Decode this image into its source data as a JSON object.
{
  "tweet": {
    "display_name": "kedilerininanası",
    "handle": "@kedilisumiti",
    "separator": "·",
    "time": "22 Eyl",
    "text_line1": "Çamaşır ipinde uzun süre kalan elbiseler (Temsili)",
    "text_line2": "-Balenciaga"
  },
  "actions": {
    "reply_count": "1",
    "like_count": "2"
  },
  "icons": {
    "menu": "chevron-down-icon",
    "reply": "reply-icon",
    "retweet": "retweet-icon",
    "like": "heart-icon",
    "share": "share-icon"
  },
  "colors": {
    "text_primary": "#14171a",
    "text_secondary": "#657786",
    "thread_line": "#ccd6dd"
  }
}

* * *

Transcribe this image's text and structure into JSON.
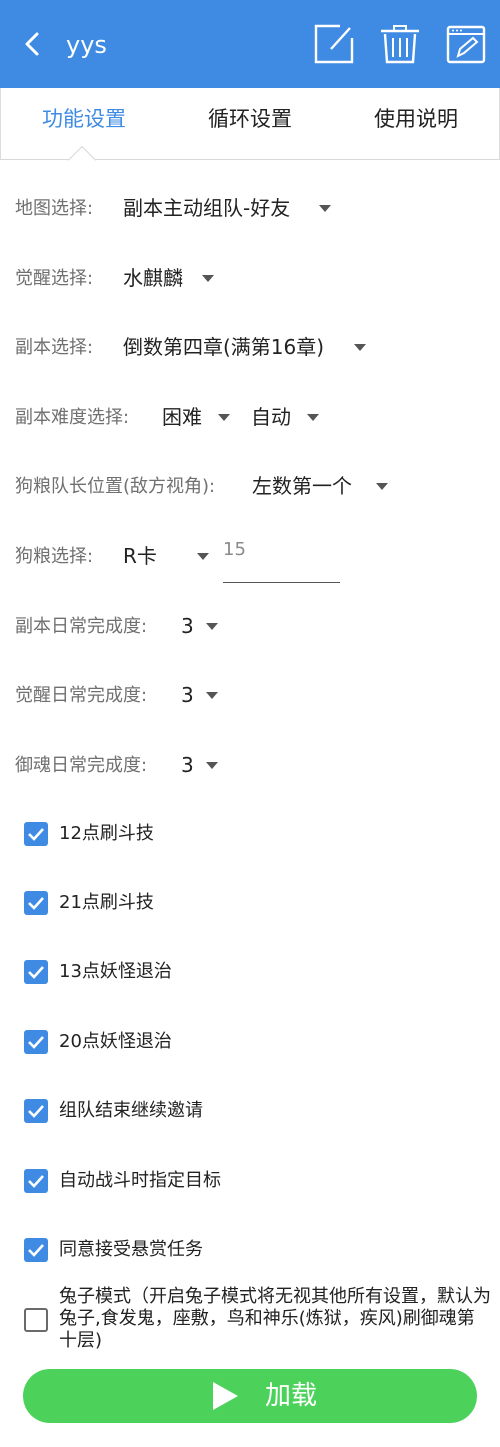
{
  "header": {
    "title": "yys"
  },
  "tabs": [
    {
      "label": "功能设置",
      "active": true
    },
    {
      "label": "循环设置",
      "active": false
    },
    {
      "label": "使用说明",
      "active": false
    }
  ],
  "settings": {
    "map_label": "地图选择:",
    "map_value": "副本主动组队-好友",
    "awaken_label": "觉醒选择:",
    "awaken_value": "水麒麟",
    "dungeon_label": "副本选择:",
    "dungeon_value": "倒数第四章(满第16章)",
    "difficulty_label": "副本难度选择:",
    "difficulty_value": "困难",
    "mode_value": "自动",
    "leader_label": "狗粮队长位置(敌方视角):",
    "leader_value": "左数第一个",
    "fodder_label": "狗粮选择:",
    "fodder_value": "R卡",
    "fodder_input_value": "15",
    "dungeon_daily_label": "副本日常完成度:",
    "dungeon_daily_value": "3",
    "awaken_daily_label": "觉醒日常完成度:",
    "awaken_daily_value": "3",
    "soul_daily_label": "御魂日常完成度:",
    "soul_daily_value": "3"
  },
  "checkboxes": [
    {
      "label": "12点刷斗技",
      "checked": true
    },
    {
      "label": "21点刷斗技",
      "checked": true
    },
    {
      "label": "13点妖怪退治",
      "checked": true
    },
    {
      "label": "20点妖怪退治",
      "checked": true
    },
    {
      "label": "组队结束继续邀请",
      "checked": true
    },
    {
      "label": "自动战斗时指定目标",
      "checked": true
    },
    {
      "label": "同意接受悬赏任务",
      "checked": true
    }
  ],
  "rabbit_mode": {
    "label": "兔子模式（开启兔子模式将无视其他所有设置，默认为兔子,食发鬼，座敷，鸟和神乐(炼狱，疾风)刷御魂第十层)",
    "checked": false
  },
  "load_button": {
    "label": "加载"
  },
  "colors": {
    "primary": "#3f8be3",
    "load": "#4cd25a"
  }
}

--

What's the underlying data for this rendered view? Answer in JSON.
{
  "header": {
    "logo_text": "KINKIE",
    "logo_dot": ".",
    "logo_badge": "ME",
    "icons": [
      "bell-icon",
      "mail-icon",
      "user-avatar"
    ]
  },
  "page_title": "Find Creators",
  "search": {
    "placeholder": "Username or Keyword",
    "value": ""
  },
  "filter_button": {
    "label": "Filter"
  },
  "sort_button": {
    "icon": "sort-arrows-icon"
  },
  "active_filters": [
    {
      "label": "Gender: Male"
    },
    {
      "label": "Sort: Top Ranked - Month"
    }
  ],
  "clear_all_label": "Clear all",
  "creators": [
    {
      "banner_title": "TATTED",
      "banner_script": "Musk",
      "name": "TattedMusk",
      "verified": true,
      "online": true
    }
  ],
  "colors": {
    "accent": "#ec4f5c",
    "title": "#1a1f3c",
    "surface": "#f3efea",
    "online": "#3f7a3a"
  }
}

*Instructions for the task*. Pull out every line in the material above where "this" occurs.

*Result below*.
Decode this image into its source data as a JSON object.
Transcribe this image's text and structure into JSON.
What's the underlying data for this rendered view? Answer in JSON.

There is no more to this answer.